By TINTSWALO BALOYI
JOHANNESBURG – SOUTH Africa’s governing African National Congress (ANC) has condemned in strongest terms the renewed xenophobic attacks on foreign nationals living in Gauteng province.
The condemnation comes amid widespread attacks in Johannesburg’s Rosettenville and Pretoria’s Mamelodi West, which targeted mainly Nigerians.
ANC spokesman, Zizi Kodwa, squarely blamed the mayor of Johannesburg Herman Mashaba for the current state of affairs following his anti-foreigners’ utterances.
“His (Mashaba) pompous call in December 2016 for foreigners to leave ‘his city’ – declaring that all foreigners in the province were illegal – in fact preceded this spate of attacks on foreigners,” said Kodwa
Following a barrage of criticism from human rights groups, government and refugee communities, Mashaba has since made u-turn to his earlier statements where he accused foreign nationals as criminals.
“The ANC notes the bitter irony of the political opposition the Democratic Alliance (DA) ‘condemning xenophobic violence’ in Gauteng when it was the reckless statements of Mayor Mashaba that lit the tinderbox of hatred in the first place,’ adds Kodwa.
He said violence has no place in South Africa that strives to promote peaceful coexistence between all those who reside within the country’s borders.
Previously acts of criminality and a third force have been singled out for the flares up, the ANC called on law-enforcement authorities to deal appropriately with those found to be behind these attacks.

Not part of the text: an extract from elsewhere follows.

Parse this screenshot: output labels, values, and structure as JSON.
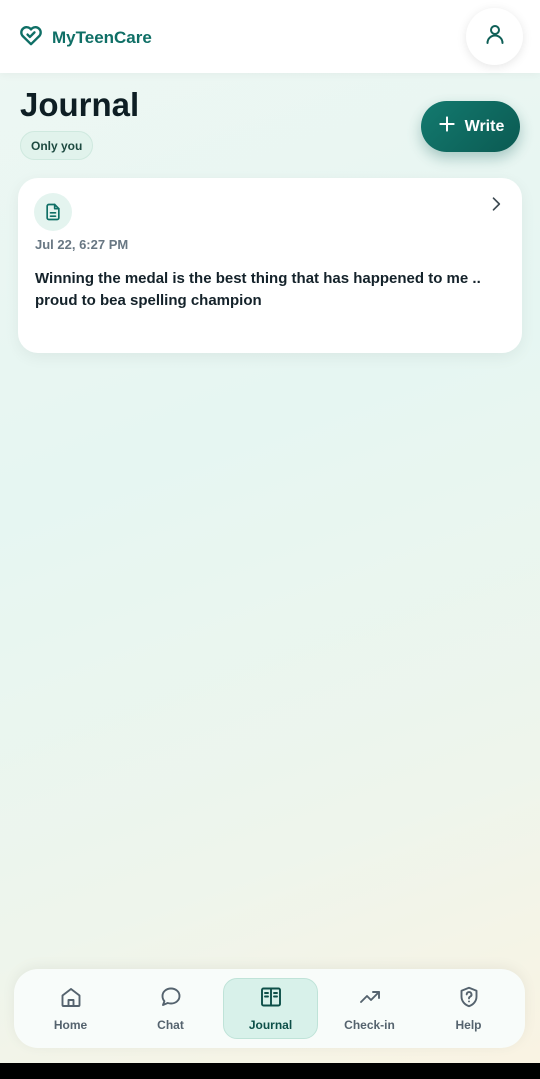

“Communities concerned at high levels of crime should address their concerns to the relevant law-enforcement authorities, and not take the law into their own hands,” Kodwa said.
He said the ANC was committed to the realization of Agenda 2030 of the African Union and its aspiration of a peaceful and united Africa.
In 2008, more than 60 foreign nationals, mainly Nigerians, Mozambicans and Zimbabweans were killed in the while more than 200, 000 others left homless